Why should the United States and Canada care about Mexican development? The answer is simple to articulate, but difficult to achieve. If the United States and Canada plan to compete with China and other emerging economies by the time Asia reaches greater economic maturity in 2020 or 2030, both nations will have to put in place the economic and commercial frameworks to take full advantage of economic efficiencies that would naturally accrue with creation of a larger internal North American market.

In order to work effectively, this paradigm requires increased development in Mexico. Put another way, Mexico's development directly impacts our own national strategic objectives. Both national security and economic security require our southern neighbor to be democratic and politically stable, economically healthy and increasingly willing to see its own interests aligned more fully with ours. Canada faces similar realities, if less intensively. It is in each of our interests to find ways to work more fully together so that, in the global economy, we will be able not just to survive, but to flourish.

We cannot meet the looming challenge from Asia absent greater North American integration, or without more rapid Mexican development. These are literally two sides of the same coin. As U.S., Canadian and Mexican leaders once again engage the North American dialogue today, competitiveness must be at the very top of their mutual agenda. There really is no additional time to lose.

Farnsworth is vice president of the Council of the Americas in Washington.
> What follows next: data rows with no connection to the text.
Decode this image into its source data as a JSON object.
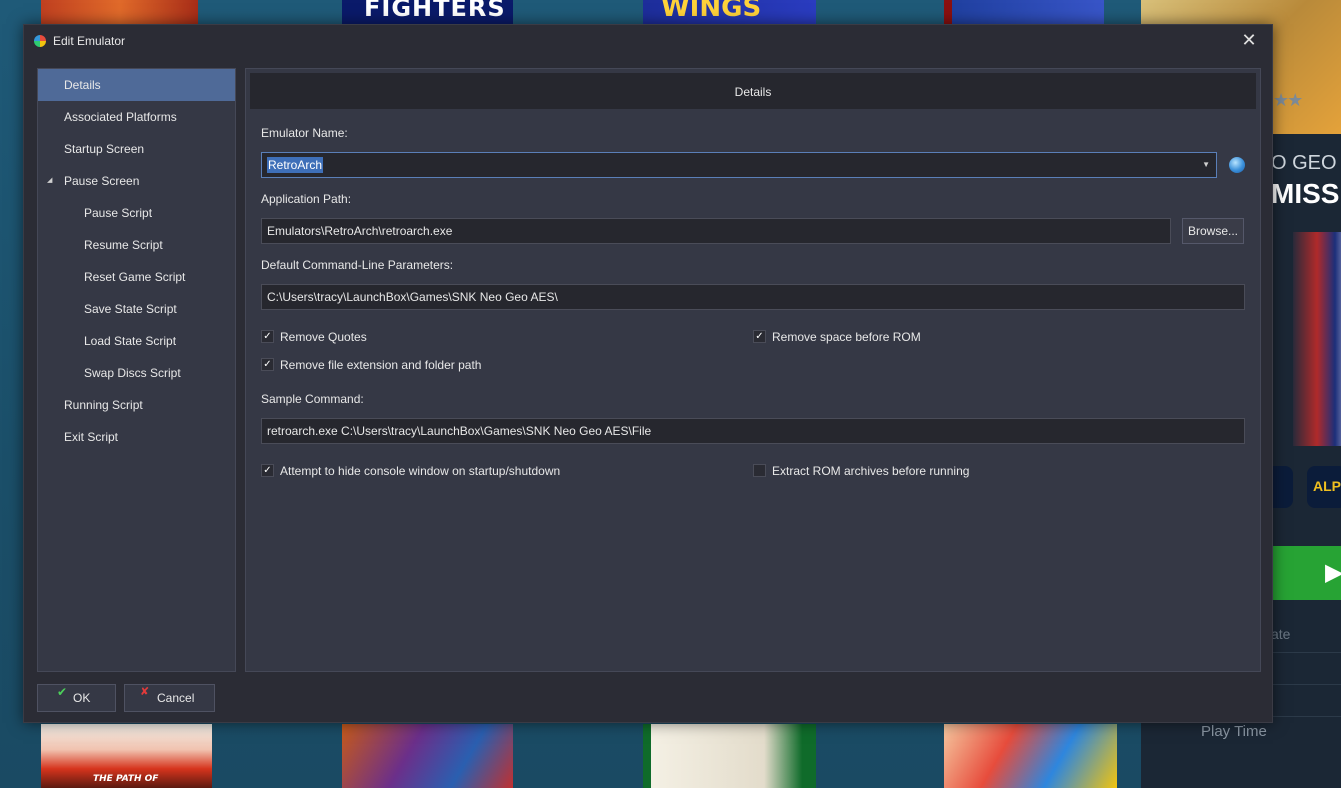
{
  "background": {
    "top_tiles": [
      "",
      "FIGHTERS",
      "WINGS",
      ""
    ],
    "bottom_tile_1_text": "THE PATH OF",
    "sidebar": {
      "title_line1": "O GEO .",
      "title_line2": "MISS",
      "icon_label": "ALP",
      "rate_label": "ate",
      "play_time_label": "Play Time"
    }
  },
  "dialog": {
    "title": "Edit Emulator",
    "nav": [
      {
        "label": "Details"
      },
      {
        "label": "Associated Platforms"
      },
      {
        "label": "Startup Screen"
      },
      {
        "label": "Pause Screen"
      },
      {
        "label": "Pause Script"
      },
      {
        "label": "Resume Script"
      },
      {
        "label": "Reset Game Script"
      },
      {
        "label": "Save State Script"
      },
      {
        "label": "Load State Script"
      },
      {
        "label": "Swap Discs Script"
      },
      {
        "label": "Running Script"
      },
      {
        "label": "Exit Script"
      }
    ],
    "selected_nav": "Details",
    "panel_header": "Details",
    "emulator_name_label": "Emulator Name:",
    "emulator_name_value": "RetroArch",
    "application_path_label": "Application Path:",
    "application_path_value": "Emulators\\RetroArch\\retroarch.exe",
    "browse_label": "Browse...",
    "cmdline_label": "Default Command-Line Parameters:",
    "cmdline_value": "C:\\Users\\tracy\\LaunchBox\\Games\\SNK Neo Geo AES\\",
    "remove_quotes_label": "Remove Quotes",
    "remove_quotes_checked": true,
    "remove_space_label": "Remove space before ROM",
    "remove_space_checked": true,
    "remove_ext_label": "Remove file extension and folder path",
    "remove_ext_checked": true,
    "sample_command_label": "Sample Command:",
    "sample_command_value": "retroarch.exe C:\\Users\\tracy\\LaunchBox\\Games\\SNK Neo Geo AES\\File",
    "hide_console_label": "Attempt to hide console window on startup/shutdown",
    "hide_console_checked": true,
    "extract_rom_label": "Extract ROM archives before running",
    "extract_rom_checked": false,
    "ok_label": "OK",
    "cancel_label": "Cancel"
  },
  "colors": {
    "dialog_bg": "#2b2c35",
    "panel_bg": "#353845",
    "selected_nav": "#4f6a98",
    "field_bg": "#26272e",
    "selection": "#3e6fb8",
    "ok_icon": "#4cd05a",
    "cancel_icon": "#e23b3b"
  }
}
From 1995-98 he served in the White House as the senior advisor to the special envoy for the Americas.